§ EXERCISE GOAL
Work through the entries below and report how many lines include "accent". The number alone is the answer.

§ DATA
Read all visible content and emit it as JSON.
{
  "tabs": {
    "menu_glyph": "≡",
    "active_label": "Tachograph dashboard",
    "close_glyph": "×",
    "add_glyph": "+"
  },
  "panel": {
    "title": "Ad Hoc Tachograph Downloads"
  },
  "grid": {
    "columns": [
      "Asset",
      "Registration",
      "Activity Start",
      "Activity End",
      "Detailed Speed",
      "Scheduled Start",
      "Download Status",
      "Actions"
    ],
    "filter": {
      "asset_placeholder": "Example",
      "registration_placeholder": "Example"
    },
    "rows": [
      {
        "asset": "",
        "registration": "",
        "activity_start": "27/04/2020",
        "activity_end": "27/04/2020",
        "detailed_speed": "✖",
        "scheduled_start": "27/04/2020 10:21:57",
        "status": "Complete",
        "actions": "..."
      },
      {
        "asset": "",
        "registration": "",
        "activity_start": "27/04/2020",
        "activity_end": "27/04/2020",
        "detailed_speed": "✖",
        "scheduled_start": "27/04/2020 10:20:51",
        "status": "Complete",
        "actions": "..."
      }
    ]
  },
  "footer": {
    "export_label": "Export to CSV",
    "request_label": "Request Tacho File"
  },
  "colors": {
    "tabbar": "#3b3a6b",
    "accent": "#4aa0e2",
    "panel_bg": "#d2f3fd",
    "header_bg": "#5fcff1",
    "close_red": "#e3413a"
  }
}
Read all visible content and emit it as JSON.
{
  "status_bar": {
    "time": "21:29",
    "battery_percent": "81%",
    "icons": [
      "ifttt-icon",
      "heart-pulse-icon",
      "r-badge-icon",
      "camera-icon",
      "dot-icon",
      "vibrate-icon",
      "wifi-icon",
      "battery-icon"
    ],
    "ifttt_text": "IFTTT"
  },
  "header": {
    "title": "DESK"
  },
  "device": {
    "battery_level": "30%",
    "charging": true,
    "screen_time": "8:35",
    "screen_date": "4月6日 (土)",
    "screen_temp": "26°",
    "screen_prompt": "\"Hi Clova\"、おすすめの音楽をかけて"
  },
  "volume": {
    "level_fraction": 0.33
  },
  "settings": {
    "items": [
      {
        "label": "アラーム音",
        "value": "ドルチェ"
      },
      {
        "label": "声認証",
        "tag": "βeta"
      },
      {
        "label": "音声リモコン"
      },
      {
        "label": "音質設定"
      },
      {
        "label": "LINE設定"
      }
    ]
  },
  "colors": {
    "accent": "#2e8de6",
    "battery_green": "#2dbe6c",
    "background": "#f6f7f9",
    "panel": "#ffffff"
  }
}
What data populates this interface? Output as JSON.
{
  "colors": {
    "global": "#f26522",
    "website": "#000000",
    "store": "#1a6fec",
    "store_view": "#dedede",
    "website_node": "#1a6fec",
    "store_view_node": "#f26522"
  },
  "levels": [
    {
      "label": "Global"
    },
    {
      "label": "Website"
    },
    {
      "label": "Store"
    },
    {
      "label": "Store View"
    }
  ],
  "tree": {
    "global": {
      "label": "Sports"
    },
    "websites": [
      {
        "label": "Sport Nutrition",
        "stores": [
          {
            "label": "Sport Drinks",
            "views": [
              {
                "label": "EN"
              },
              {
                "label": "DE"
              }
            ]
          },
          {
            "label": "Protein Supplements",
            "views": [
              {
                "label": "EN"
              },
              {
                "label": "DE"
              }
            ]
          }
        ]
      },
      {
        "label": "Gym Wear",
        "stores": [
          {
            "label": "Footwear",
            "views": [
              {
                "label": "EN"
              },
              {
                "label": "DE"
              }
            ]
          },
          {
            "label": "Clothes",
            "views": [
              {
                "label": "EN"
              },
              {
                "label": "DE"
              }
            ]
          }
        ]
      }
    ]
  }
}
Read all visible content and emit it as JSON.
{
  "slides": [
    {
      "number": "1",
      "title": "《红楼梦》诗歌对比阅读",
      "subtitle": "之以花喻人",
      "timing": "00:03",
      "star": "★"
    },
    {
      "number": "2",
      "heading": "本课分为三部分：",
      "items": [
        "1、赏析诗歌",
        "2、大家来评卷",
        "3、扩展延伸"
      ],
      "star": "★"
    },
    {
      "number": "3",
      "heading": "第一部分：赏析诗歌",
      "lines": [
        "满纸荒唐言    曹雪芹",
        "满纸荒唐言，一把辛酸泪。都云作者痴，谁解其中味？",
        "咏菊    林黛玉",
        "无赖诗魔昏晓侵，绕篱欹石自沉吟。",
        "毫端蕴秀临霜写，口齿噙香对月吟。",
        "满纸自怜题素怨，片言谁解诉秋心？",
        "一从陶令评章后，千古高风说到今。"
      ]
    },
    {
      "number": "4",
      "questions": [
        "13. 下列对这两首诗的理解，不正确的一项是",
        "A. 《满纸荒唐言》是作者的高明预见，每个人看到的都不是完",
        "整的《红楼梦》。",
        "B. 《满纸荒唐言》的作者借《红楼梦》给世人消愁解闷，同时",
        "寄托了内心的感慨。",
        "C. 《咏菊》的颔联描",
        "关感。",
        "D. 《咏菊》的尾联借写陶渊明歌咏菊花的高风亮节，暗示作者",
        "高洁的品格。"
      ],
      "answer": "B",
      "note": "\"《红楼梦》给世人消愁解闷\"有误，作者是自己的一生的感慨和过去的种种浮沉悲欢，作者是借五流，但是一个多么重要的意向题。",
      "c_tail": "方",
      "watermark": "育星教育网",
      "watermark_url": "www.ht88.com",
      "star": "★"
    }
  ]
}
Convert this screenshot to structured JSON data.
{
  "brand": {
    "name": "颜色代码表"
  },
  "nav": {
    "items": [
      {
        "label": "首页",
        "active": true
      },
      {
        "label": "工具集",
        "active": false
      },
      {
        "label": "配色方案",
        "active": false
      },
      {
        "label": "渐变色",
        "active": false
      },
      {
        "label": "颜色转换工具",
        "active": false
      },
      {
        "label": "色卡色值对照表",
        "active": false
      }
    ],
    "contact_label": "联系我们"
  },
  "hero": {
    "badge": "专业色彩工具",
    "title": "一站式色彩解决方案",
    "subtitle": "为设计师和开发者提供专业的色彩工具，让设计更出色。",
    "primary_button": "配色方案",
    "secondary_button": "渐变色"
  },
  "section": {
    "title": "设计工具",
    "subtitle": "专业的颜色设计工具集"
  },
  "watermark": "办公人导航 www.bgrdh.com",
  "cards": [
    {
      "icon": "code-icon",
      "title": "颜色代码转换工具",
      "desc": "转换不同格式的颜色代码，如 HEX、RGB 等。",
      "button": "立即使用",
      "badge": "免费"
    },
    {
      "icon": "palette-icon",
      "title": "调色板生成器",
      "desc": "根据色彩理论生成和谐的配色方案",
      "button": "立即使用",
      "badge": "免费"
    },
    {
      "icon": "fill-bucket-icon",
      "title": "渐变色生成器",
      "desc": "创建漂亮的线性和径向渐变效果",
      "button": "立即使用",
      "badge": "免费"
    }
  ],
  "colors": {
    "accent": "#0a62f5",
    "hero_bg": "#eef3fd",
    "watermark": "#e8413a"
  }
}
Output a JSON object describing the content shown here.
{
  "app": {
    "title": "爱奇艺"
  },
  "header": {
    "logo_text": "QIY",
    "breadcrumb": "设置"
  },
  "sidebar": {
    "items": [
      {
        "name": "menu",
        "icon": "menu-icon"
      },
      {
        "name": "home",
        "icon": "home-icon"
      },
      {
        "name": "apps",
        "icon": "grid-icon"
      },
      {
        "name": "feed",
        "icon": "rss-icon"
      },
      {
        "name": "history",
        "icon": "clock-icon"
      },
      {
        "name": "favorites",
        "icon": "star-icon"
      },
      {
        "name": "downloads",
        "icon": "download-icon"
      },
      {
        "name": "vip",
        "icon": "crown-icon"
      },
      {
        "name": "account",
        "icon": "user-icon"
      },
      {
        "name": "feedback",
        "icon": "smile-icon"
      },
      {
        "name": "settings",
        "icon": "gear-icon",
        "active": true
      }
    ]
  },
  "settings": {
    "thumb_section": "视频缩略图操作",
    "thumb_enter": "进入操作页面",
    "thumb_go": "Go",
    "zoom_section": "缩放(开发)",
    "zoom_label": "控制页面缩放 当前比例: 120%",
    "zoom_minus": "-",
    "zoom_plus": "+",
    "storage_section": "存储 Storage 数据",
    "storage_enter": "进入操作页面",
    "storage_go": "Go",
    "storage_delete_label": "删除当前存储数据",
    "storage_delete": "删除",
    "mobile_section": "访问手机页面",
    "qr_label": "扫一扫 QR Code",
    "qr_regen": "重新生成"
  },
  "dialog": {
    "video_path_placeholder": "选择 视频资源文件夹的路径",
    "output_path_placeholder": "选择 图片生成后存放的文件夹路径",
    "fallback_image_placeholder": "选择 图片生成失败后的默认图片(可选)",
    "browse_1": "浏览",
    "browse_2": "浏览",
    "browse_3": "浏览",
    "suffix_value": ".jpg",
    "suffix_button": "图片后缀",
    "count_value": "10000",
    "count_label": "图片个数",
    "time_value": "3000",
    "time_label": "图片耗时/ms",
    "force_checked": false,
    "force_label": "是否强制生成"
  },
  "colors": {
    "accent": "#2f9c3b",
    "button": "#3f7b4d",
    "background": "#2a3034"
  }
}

§ SOLUTION
4